ENTRIES PROVIDED:
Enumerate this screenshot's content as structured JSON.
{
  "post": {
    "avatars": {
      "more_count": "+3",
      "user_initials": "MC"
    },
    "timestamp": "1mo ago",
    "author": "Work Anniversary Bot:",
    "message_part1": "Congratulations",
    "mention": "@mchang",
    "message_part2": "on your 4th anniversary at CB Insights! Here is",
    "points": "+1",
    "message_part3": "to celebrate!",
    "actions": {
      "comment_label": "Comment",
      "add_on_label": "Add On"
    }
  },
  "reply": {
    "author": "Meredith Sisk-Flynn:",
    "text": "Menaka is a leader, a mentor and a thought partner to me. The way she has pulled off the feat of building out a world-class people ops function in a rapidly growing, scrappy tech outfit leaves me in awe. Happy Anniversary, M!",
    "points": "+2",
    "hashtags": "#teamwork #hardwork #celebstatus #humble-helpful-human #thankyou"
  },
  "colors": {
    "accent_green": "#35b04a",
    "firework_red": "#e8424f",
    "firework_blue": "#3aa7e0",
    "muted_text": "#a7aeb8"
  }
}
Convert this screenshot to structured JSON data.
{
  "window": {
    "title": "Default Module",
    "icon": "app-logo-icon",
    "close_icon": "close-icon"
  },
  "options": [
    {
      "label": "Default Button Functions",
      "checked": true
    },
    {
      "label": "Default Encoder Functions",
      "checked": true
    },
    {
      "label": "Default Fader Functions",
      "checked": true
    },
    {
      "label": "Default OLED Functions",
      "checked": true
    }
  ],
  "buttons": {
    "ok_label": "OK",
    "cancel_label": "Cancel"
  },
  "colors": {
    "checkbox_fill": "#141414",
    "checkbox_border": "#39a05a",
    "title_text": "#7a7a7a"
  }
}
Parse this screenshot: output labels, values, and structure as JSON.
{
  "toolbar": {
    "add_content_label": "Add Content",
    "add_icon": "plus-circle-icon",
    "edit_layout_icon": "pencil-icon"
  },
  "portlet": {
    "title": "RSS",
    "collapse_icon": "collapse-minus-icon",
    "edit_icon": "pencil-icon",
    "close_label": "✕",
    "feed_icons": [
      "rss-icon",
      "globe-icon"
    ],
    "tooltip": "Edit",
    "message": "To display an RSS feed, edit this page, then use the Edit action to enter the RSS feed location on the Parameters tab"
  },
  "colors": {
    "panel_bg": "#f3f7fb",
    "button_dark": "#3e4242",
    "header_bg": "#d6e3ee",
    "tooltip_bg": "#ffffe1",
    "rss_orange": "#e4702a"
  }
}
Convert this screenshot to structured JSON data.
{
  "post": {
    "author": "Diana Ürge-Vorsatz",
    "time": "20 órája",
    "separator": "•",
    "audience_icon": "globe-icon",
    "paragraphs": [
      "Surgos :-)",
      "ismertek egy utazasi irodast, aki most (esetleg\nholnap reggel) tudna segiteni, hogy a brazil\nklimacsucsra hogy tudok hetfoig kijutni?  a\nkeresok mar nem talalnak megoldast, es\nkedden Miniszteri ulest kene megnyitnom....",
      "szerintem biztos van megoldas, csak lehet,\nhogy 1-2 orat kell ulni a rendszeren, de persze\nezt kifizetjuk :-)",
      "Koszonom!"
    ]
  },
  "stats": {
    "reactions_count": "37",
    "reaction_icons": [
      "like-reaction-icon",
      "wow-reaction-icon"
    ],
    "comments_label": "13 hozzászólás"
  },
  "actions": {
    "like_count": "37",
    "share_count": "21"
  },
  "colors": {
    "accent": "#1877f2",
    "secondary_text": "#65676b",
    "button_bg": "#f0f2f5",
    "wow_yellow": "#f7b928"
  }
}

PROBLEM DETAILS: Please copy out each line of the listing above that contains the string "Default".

RESPONSE TO THIS EXERCISE:
    "title": "Default Module",
      "label": "Default Button Functions",
      "label": "Default Encoder Functions",
      "label": "Default Fader Functions",
      "label": "Default OLED Functions",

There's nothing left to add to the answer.